* [TRY IT]
Each entry is to be given again exactly; drop the images.

* [MATERIAL PROVIDED]
-=-=-
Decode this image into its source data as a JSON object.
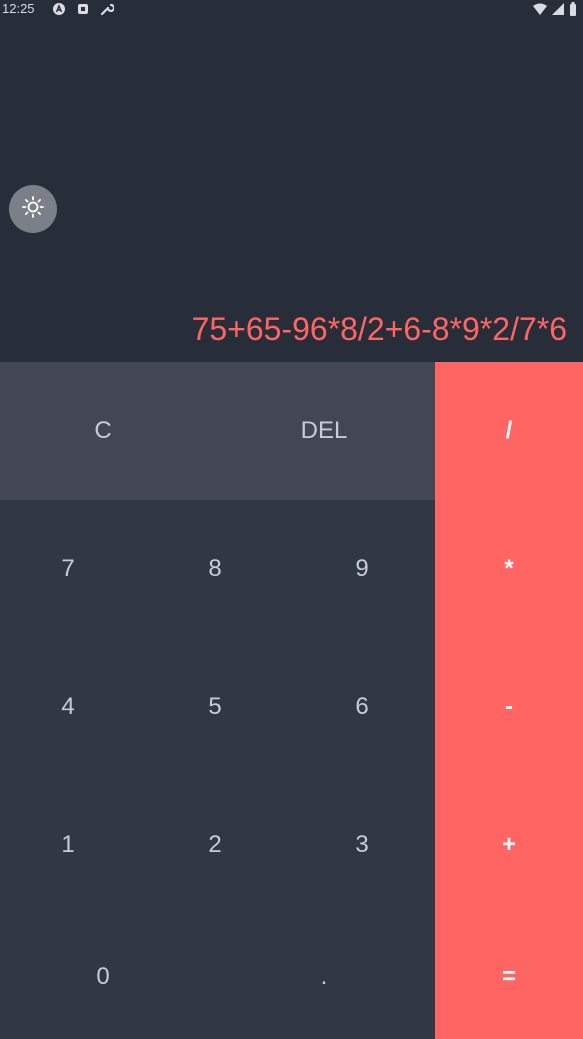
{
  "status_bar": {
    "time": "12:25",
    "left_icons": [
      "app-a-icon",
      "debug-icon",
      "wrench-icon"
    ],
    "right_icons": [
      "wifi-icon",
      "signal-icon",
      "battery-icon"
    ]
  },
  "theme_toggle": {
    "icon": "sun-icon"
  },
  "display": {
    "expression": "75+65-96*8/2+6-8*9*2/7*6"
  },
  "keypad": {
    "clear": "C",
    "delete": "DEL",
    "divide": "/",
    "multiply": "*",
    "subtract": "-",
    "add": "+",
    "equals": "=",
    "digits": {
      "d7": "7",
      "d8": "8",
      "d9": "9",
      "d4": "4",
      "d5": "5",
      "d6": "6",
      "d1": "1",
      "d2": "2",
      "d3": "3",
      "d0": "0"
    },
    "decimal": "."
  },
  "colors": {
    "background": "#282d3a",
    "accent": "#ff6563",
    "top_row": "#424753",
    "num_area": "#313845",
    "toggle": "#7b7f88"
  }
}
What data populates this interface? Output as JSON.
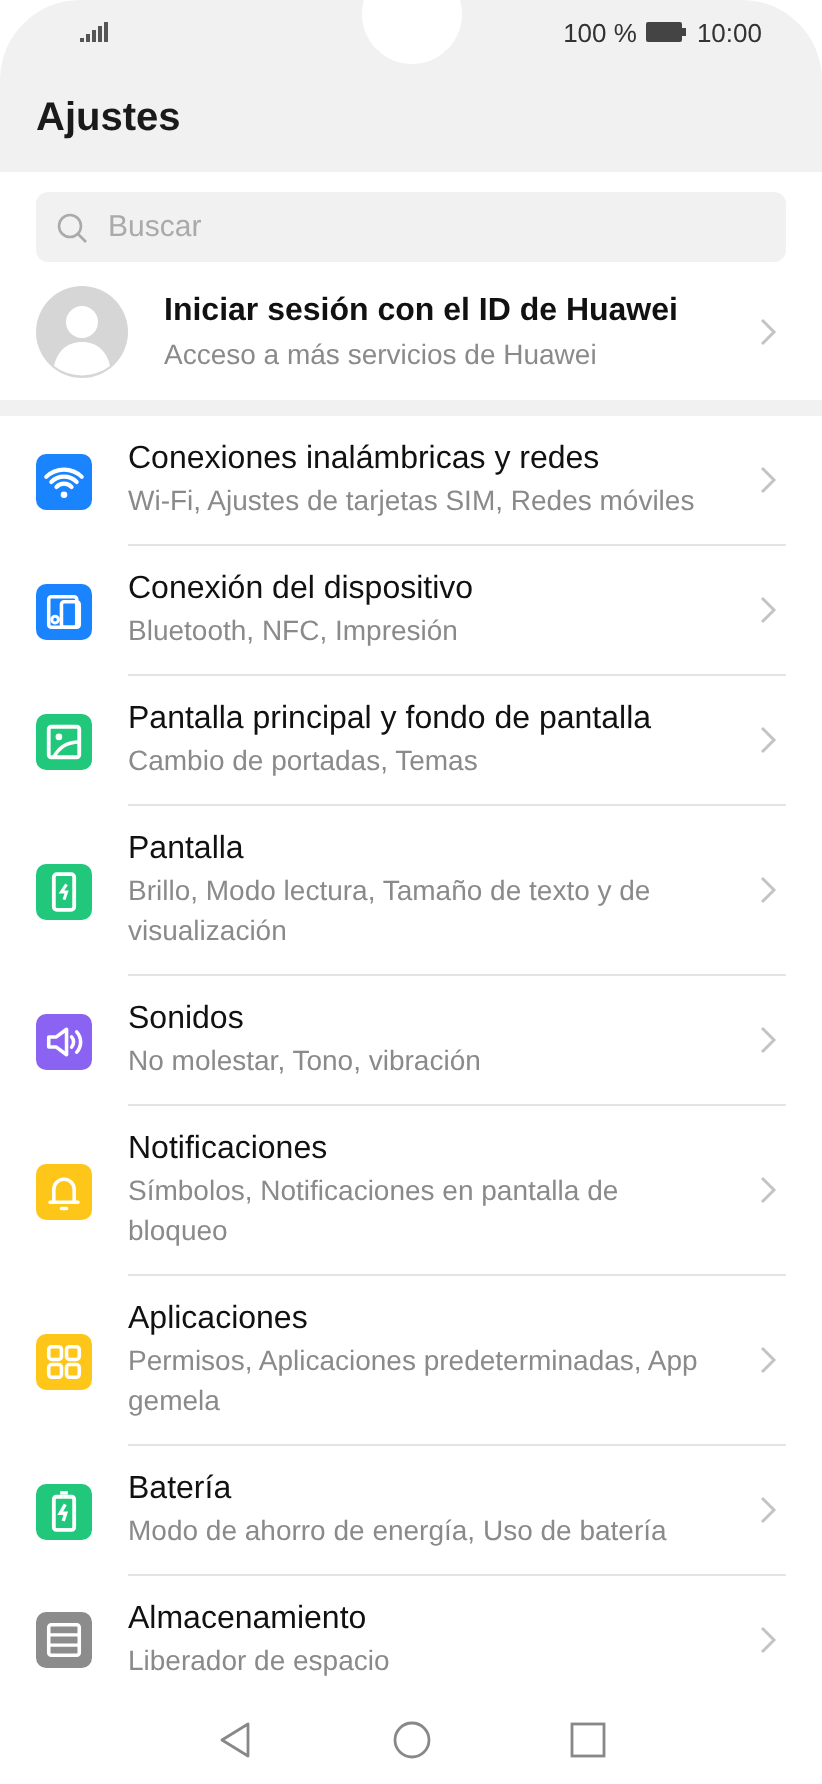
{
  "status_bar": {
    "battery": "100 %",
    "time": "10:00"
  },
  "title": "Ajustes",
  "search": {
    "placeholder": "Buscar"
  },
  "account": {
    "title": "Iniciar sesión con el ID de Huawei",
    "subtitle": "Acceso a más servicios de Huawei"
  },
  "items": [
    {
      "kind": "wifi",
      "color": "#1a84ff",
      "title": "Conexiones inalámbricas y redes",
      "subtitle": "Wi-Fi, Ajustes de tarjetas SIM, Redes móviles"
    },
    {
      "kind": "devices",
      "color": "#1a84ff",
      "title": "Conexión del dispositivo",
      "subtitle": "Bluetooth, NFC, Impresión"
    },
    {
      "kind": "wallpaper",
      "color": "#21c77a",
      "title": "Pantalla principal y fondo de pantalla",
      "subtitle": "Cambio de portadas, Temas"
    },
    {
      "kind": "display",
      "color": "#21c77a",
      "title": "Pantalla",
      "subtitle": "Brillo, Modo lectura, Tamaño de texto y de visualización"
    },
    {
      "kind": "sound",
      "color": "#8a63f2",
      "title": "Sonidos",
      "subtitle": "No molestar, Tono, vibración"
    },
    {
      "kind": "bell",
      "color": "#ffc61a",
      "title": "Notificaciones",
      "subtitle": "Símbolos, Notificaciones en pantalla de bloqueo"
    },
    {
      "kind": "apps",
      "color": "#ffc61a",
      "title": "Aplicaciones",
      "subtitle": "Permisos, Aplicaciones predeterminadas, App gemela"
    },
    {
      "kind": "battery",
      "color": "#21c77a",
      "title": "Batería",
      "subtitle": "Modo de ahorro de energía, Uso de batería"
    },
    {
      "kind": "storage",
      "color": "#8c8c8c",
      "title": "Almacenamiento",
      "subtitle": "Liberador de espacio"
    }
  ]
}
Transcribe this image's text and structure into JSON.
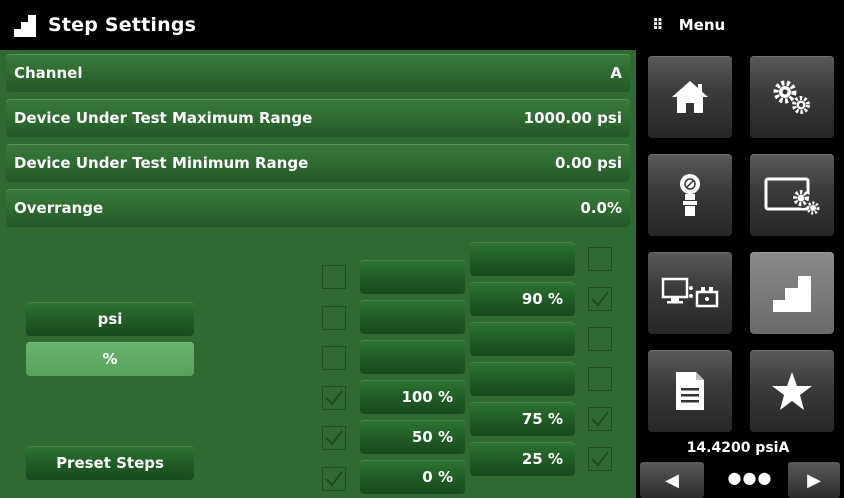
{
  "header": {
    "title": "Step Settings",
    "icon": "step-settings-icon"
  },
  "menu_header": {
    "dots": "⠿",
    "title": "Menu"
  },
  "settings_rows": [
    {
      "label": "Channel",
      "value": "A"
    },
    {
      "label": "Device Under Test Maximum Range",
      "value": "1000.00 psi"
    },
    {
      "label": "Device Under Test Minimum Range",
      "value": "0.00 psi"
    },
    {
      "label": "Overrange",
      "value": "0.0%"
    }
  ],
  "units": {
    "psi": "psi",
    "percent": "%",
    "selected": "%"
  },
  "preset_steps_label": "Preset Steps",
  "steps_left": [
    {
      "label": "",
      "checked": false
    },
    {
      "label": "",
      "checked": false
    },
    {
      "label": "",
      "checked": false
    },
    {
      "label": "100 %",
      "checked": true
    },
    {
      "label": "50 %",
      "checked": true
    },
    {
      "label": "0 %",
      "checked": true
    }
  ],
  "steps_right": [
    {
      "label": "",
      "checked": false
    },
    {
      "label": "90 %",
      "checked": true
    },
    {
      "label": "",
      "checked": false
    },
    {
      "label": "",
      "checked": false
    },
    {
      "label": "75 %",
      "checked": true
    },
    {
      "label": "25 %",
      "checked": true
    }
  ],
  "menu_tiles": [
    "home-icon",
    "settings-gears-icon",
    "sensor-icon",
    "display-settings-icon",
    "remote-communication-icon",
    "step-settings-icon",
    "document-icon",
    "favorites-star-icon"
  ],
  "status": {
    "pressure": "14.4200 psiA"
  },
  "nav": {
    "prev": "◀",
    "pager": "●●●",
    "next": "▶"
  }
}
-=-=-
* [RESULT OF THIS EXERCISE]
Decode this image into its source data as a JSON object.
{
  "status_bar": {
    "time": "12:25",
    "left_icons": [
      "app-a-icon",
      "debug-icon",
      "wrench-icon"
    ],
    "right_icons": [
      "wifi-icon",
      "signal-icon",
      "battery-icon"
    ]
  },
  "theme_toggle": {
    "icon": "sun-icon"
  },
  "display": {
    "expression": "75+65-96*8/2+6-8*9*2/7*6"
  },
  "keypad": {
    "clear": "C",
    "delete": "DEL",
    "divide": "/",
    "multiply": "*",
    "subtract": "-",
    "add": "+",
    "equals": "=",
    "digits": {
      "d7": "7",
      "d8": "8",
      "d9": "9",
      "d4": "4",
      "d5": "5",
      "d6": "6",
      "d1": "1",
      "d2": "2",
      "d3": "3",
      "d0": "0"
    },
    "decimal": "."
  },
  "colors": {
    "background": "#282d3a",
    "accent": "#ff6563",
    "top_row": "#424753",
    "num_area": "#313845",
    "toggle": "#7b7f88"
  }
}
What data populates this interface? Output as JSON.
{
  "status_bar": {
    "battery": "100 %",
    "time": "10:00"
  },
  "title": "Ajustes",
  "search": {
    "placeholder": "Buscar"
  },
  "account": {
    "title": "Iniciar sesión con el ID de Huawei",
    "subtitle": "Acceso a más servicios de Huawei"
  },
  "items": [
    {
      "kind": "wifi",
      "color": "#1a84ff",
      "title": "Conexiones inalámbricas y redes",
      "subtitle": "Wi-Fi, Ajustes de tarjetas SIM, Redes móviles"
    },
    {
      "kind": "devices",
      "color": "#1a84ff",
      "title": "Conexión del dispositivo",
      "subtitle": "Bluetooth, NFC, Impresión"
    },
    {
      "kind": "wallpaper",
      "color": "#21c77a",
      "title": "Pantalla principal y fondo de pantalla",
      "subtitle": "Cambio de portadas, Temas"
    },
    {
      "kind": "display",
      "color": "#21c77a",
      "title": "Pantalla",
      "subtitle": "Brillo, Modo lectura, Tamaño de texto y de visualización"
    },
    {
      "kind": "sound",
      "color": "#8a63f2",
      "title": "Sonidos",
      "subtitle": "No molestar, Tono, vibración"
    },
    {
      "kind": "bell",
      "color": "#ffc61a",
      "title": "Notificaciones",
      "subtitle": "Símbolos, Notificaciones en pantalla de bloqueo"
    },
    {
      "kind": "apps",
      "color": "#ffc61a",
      "title": "Aplicaciones",
      "subtitle": "Permisos, Aplicaciones predeterminadas, App gemela"
    },
    {
      "kind": "battery",
      "color": "#21c77a",
      "title": "Batería",
      "subtitle": "Modo de ahorro de energía, Uso de batería"
    },
    {
      "kind": "storage",
      "color": "#8c8c8c",
      "title": "Almacenamiento",
      "subtitle": "Liberador de espacio"
    }
  ]
}
Transcribe this image's text and structure into JSON.
{
  "header": {
    "title": "Step Settings",
    "icon": "step-settings-icon"
  },
  "menu_header": {
    "dots": "⠿",
    "title": "Menu"
  },
  "settings_rows": [
    {
      "label": "Channel",
      "value": "A"
    },
    {
      "label": "Device Under Test Maximum Range",
      "value": "1000.00 psi"
    },
    {
      "label": "Device Under Test Minimum Range",
      "value": "0.00 psi"
    },
    {
      "label": "Overrange",
      "value": "0.0%"
    }
  ],
  "units": {
    "psi": "psi",
    "percent": "%",
    "selected": "%"
  },
  "preset_steps_label": "Preset Steps",
  "steps_left": [
    {
      "label": "",
      "checked": false
    },
    {
      "label": "",
      "checked": false
    },
    {
      "label": "",
      "checked": false
    },
    {
      "label": "100 %",
      "checked": true
    },
    {
      "label": "50 %",
      "checked": true
    },
    {
      "label": "0 %",
      "checked": true
    }
  ],
  "steps_right": [
    {
      "label": "",
      "checked": false
    },
    {
      "label": "90 %",
      "checked": true
    },
    {
      "label": "",
      "checked": false
    },
    {
      "label": "",
      "checked": false
    },
    {
      "label": "75 %",
      "checked": true
    },
    {
      "label": "25 %",
      "checked": true
    }
  ],
  "menu_tiles": [
    "home-icon",
    "settings-gears-icon",
    "sensor-icon",
    "display-settings-icon",
    "remote-communication-icon",
    "step-settings-icon",
    "document-icon",
    "favorites-star-icon"
  ],
  "status": {
    "pressure": "14.4200 psiA"
  },
  "nav": {
    "prev": "◀",
    "pager": "●●●",
    "next": "▶"
  }
}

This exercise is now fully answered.